Moses grows up in the luxury of Pharaoh’s court. But one day, he witnesses firsthand how the Egyptians are oppressing his own people, the Hebrews. How he responds changes the course of his life.
Many years later, when Moses had grown up, he went out to visit his own people, the Hebrews, and he saw how hard they were forced to work. During his visit, he saw an Egyptian beating one of his fellow Hebrews. After looking in all directions to make sure no one was watching, Moses killed the Egyptian and hid the body in the sand.
The next day, when Moses went out to visit his people again, he saw two Hebrew men fighting. “Why are you beating up your friend?” Moses said to the one who had started the fight.
The man replied, “Who appointed you to be our prince and judge? Are you going to kill me as you killed that Egyptian yesterday?”
Then Moses was afraid, thinking, “Everyone knows what I did.” And sure enough, Pharaoh heard what had happened, and he tried to kill Moses. But Moses fled from Pharaoh and went to live in the land of Midian. . . .
Years passed, and the king of Egypt died. But the Israelites continued to groan under their burden of slavery. They cried out for help, and their cry rose up to God. God heard their groaning, and he remembered his covenant promise to Abraham, Isaac, and Jacob. He looked down on the people of Israel and knew it was time to act.
(Exodus 2:11-15, 23-25)
Moses tried to make sure no one was watching before he killed the Egyptian. But someone saw, and Moses had to run for his life. Sometimes we think we can get away with doing wrong if no one sees or catches us. Sooner or later, however, doing wrong will catch up with us as it did with Moses. Even if we are not caught in this life, we will still have to face God and his judgment.

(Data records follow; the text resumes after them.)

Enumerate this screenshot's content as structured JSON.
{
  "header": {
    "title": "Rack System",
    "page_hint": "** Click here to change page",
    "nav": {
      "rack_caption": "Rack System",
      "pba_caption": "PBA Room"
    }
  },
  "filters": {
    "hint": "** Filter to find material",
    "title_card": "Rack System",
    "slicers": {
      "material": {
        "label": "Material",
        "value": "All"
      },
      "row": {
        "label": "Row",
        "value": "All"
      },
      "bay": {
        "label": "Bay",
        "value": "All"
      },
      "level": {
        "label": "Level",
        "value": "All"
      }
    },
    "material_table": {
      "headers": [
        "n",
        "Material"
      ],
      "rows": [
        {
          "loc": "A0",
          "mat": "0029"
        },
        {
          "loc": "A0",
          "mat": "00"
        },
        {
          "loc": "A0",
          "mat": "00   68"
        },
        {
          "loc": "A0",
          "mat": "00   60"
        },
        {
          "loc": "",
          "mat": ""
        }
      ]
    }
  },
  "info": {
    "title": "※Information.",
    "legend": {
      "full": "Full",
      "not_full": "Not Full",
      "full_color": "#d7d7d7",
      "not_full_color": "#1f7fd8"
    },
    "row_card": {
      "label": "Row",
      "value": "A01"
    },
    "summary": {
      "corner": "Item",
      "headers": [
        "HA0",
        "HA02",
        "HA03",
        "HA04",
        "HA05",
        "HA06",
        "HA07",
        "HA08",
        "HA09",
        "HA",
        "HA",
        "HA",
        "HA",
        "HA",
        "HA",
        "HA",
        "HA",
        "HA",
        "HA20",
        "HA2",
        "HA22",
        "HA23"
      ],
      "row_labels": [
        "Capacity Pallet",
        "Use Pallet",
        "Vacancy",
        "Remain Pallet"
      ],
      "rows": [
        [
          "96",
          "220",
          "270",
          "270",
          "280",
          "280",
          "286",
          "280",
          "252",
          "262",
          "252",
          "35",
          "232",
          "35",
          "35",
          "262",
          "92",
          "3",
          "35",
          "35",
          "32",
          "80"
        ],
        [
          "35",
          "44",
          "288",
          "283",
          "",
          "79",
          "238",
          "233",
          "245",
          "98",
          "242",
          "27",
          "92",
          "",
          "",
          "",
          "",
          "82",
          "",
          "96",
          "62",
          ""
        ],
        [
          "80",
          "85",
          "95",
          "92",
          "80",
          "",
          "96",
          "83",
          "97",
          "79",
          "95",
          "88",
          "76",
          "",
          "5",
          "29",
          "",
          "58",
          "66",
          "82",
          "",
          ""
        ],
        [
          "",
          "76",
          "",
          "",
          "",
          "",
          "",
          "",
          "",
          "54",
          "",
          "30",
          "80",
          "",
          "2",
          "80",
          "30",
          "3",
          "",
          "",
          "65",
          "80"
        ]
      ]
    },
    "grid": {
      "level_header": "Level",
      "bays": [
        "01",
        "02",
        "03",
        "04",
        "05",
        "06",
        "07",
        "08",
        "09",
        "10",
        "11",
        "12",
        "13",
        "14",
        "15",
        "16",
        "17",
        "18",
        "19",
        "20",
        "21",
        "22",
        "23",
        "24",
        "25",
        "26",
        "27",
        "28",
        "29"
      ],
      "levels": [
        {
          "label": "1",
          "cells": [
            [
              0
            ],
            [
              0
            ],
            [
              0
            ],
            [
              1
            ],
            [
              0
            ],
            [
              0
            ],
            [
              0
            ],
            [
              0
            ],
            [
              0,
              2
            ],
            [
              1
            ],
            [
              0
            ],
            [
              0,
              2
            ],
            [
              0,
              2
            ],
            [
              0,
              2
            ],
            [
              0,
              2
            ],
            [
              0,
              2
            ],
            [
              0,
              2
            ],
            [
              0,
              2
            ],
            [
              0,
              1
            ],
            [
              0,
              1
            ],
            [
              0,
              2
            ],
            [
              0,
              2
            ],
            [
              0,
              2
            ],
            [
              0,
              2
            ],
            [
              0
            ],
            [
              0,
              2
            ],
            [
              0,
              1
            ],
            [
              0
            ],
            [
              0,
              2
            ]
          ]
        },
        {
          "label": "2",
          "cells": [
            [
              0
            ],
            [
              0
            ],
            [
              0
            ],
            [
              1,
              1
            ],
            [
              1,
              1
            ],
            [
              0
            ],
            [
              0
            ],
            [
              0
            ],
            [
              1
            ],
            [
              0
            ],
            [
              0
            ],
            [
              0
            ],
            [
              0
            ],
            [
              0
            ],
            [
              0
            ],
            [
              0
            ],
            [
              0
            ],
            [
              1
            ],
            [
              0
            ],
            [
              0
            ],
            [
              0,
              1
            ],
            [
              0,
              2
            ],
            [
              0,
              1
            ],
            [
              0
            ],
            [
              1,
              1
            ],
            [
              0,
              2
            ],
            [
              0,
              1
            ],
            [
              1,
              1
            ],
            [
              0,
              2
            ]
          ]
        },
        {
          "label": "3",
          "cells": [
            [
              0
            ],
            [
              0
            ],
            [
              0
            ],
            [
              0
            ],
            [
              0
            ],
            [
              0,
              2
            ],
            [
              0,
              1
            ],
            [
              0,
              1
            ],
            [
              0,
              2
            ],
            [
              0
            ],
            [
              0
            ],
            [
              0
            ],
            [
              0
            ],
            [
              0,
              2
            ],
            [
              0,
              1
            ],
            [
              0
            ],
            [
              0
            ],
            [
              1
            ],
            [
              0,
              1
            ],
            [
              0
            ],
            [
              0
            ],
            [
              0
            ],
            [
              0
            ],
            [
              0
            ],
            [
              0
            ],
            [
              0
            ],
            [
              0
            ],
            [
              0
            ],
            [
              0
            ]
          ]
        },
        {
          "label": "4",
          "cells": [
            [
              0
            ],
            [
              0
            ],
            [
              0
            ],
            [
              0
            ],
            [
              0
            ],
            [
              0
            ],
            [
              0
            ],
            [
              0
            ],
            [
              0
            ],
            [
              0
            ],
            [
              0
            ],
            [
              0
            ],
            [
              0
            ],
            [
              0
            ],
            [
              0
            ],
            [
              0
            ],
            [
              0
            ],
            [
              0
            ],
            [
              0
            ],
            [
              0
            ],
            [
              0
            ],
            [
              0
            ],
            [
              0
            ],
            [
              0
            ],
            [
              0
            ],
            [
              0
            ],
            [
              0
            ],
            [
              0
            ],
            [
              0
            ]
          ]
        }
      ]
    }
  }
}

To escape punishment for killing the Egyptian, Moses fled to Midian, where he became a stranger in a strange land, separated from his home and family. But God was watching over him and preparing him for great service. Only after many years, was Moses was finally ready to serve God. God had promised to bring the Hebrews out of Egypt (Genesis 15:16; 46:3-4), but his rescue doesn’t always come the moment we want it. The people had waited a long time for that promise to be kept, but God rescued them when he knew the right time had come.
If you feel abandoned or isolated because of something you have done, or are wondering when God will act on your behalf, don’t give up. God knows the best time to act. When you feel that God has forgotten you in your troubles, remember that God has a schedule we can’t see.